[Page and application data records]
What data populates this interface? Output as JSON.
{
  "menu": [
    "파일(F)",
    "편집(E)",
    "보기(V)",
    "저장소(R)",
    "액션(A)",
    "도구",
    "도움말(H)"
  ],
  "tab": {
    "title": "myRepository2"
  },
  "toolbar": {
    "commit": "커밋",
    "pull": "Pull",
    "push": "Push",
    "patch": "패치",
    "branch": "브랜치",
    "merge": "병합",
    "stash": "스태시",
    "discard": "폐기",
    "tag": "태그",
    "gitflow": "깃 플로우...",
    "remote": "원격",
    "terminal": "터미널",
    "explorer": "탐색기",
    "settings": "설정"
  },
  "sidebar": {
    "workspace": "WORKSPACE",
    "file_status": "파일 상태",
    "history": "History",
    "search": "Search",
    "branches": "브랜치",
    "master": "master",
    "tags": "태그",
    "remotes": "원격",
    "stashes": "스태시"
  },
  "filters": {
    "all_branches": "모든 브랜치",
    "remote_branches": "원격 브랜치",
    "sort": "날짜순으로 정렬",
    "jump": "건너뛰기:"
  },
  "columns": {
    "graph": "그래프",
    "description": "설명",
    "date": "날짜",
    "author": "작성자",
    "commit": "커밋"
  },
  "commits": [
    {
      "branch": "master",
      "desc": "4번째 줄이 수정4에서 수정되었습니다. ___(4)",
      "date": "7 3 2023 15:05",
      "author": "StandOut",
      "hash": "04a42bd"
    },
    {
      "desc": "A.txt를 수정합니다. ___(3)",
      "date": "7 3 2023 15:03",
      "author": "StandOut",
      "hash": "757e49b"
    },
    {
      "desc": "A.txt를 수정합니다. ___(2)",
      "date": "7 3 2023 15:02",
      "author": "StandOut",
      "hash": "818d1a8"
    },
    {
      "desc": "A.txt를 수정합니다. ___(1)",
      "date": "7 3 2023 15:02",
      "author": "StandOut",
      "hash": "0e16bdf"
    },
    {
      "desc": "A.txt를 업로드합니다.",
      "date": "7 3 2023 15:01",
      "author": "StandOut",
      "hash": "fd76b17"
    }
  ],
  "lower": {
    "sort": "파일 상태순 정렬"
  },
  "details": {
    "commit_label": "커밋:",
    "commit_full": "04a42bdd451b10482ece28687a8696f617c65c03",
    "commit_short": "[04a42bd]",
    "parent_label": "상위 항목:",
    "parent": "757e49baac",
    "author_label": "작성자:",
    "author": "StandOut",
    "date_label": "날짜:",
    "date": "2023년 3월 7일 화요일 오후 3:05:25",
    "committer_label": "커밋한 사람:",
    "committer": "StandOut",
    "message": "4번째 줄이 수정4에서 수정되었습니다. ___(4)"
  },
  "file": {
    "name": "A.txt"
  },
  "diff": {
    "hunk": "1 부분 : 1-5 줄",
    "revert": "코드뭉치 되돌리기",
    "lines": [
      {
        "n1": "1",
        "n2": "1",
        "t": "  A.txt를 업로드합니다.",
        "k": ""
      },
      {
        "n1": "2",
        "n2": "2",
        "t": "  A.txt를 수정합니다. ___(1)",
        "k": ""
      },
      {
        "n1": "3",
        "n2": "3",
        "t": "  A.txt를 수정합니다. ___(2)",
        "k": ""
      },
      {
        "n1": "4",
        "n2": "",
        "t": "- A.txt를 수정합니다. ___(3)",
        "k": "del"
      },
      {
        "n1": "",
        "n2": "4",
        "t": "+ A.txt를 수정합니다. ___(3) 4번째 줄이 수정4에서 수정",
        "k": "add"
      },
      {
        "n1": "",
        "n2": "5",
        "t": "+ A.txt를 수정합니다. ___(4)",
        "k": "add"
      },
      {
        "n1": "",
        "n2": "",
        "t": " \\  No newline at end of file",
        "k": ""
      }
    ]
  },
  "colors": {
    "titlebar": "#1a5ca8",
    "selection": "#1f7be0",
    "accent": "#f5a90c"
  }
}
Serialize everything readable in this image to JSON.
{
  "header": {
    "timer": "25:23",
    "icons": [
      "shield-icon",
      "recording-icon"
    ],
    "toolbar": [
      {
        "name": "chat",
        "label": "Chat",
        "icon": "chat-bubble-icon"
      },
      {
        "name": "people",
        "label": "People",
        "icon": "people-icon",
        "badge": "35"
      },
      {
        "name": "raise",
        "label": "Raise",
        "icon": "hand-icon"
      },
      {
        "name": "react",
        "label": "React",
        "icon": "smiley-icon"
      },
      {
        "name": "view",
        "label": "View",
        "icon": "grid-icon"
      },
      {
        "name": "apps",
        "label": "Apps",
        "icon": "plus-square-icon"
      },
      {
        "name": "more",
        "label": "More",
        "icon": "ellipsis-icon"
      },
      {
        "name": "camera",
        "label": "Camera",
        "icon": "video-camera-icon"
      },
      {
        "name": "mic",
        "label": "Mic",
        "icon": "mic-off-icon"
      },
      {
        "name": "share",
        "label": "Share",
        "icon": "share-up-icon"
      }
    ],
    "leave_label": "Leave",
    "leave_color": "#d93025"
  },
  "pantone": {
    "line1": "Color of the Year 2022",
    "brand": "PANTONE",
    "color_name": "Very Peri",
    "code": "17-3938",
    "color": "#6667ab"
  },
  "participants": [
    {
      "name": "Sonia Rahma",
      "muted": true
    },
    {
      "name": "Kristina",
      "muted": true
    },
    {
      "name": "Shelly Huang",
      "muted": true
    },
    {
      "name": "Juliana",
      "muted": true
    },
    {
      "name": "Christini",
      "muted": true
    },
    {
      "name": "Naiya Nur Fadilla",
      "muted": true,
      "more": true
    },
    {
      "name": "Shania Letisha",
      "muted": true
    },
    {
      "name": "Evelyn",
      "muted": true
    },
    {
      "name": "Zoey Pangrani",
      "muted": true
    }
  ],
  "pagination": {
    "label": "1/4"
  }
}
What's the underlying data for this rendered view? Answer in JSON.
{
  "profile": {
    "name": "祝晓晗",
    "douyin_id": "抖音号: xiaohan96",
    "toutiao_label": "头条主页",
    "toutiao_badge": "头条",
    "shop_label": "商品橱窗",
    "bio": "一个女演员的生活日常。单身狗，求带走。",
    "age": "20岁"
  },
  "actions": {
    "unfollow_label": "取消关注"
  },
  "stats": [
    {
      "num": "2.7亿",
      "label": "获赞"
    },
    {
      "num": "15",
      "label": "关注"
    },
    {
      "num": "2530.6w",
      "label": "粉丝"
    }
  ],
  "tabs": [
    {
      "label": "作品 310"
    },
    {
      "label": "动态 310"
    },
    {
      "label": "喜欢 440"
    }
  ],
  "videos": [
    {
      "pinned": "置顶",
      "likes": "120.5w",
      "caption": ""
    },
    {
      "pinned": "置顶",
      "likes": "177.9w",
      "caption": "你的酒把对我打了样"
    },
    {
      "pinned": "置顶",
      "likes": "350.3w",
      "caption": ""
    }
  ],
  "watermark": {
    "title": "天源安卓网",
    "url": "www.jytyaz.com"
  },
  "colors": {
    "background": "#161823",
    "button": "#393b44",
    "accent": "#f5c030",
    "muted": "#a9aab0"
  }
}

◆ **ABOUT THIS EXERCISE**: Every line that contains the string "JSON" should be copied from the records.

◆ **SOLUTION TO THIS EXERCISE**:
What data populates this interface? Output as JSON.
Serialize everything readable in this image to JSON.
What's the underlying data for this rendered view? Answer in JSON.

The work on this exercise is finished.